Holliday's argument that service was properly affected.
service, Holliday states:
Plaintiff did in fact, as a result of its Pro Se status
believe that when Service of Process was performed upon the
Defendant, both in New York, City and London, UK that (a) the
State as Agent for the Defendant under Statute was in fact a
Summons issued by the State of Florida in accordance with
State of Florida statutes governing “Service of
Process” and (b) that as the name of the Defendant
continued as Underwriters at Lloyds, London, again being
named as the Defendant pursuant to the specific orders of the
Florida Department of Financial Services, there was factually
NO name change and that an additional Service of Process 6,
2018, 17 days in advance of the Court's stipulated date
of April 23, 2018 indicating there is NO violation of the
part of the Pro Se Plaintiff, and that further any minimal
delay in posting the Summons as issued by the Clerk of the
Court, would have posed “No Harm To The
Defendant” and would fall under the provision of Fed
Rule 61 as Harmless Error for which Plaintiff believes he is
entitled to relief.
(Doc. # 49 at 2). He neither argues nor presents evidence
that Markel Syndicate was actually served with a true summons
on April 6, 2018, when it was first served with the Third
Amended Complaint.

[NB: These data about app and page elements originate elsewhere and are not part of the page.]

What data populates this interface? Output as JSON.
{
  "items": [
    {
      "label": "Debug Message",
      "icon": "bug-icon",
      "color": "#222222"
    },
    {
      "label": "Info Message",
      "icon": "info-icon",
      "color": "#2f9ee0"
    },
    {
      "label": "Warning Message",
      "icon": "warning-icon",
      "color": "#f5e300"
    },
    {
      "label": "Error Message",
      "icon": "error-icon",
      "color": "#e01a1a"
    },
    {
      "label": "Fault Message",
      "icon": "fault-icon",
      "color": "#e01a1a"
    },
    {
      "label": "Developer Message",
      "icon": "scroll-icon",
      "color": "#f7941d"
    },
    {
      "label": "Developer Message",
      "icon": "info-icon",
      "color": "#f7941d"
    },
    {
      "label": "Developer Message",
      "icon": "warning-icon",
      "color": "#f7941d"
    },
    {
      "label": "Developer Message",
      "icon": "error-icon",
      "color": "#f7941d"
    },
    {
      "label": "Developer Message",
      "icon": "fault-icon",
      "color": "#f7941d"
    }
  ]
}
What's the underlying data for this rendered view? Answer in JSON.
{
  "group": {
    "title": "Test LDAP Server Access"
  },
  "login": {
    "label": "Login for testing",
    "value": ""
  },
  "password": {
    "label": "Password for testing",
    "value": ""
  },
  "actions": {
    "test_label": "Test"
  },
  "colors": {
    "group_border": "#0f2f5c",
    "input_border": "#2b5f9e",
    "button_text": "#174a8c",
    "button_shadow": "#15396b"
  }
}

Instead, he insists his error in believing
service performed by Florida's Department of Financial
Services trumped the need for a summons issued by the Clerk
of this Court was harmless and should be ignored.

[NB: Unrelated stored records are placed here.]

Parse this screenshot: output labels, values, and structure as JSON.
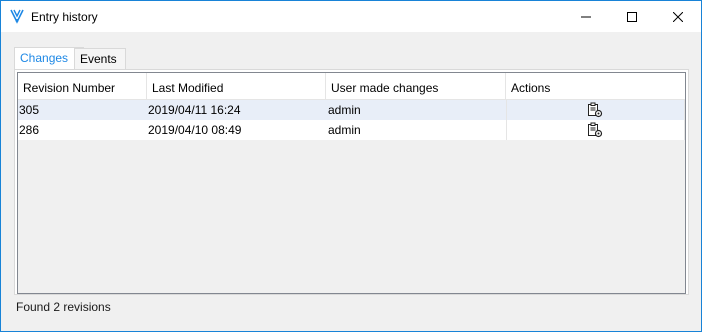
{
  "window": {
    "title": "Entry history"
  },
  "tabs": [
    {
      "label": "Changes",
      "active": true
    },
    {
      "label": "Events",
      "active": false
    }
  ],
  "table": {
    "columns": [
      "Revision Number",
      "Last Modified",
      "User made changes",
      "Actions"
    ],
    "rows": [
      {
        "revision": "305",
        "modified": "2019/04/11 16:24",
        "user": "admin",
        "action_icon": "revision-details-icon"
      },
      {
        "revision": "286",
        "modified": "2019/04/10 08:49",
        "user": "admin",
        "action_icon": "revision-details-icon"
      }
    ]
  },
  "status": {
    "text": "Found 2 revisions"
  },
  "colors": {
    "accent": "#1e88e5",
    "border": "#1883d7",
    "selected_row": "#e8eef8"
  }
}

argument does not warrant reconsideration of the Court's
prior Order. Holliday had previously obtained a summons from
the Clerk in August of 2017, when he filed his original
Complaint. (Doc. # 2). So, he knew that summonses are
obtained from the Clerk of the Middle District of Florida -
not from Florida's Department of Financial Services. The
Court had advised Holliday on the requirements of service of
process and emphasized that Holliday would be required to
follow all the dictates of Rule 4. (Doc. ## 5, 8, 10, 37,
39). That includes Rule 4's requirement that a summons -
signed by the Clerk and bearing the Court's seal - be
served with a complaint. Fed.R.Civ.P. 4(a)-(c)(1). Rule 4(m)
specifies that, if a defendant is not properly served within
the time limit for service, “the court - on motion or
on its own after notice to the plaintiff - must dismiss the
action without prejudice against that defendant or order that
service be made within a specified time.” Fed.R.Civ.P.
4(m). The Court had warned Holliday that failure to properly
serve by the April 23 deadline would result in dismissal and
the Court was not required to grant Holliday yet another
extension of time to properly serve Markel Syndicate 3000.
(Doc. # 39).
also emphasizes the second affidavit of Barbara Demosthenes,
the attorney who accepted service on behalf of Markel
Syndicate 3000 on both April 6, 2018, and May 3, 2018. (Doc.
# 49 at 2). In that second affidavit filed on May 9, 2018,
Demosthenes avers that she received a summons and copy of the
Third Amended Complaint on May 3, 2018. (Doc. # ...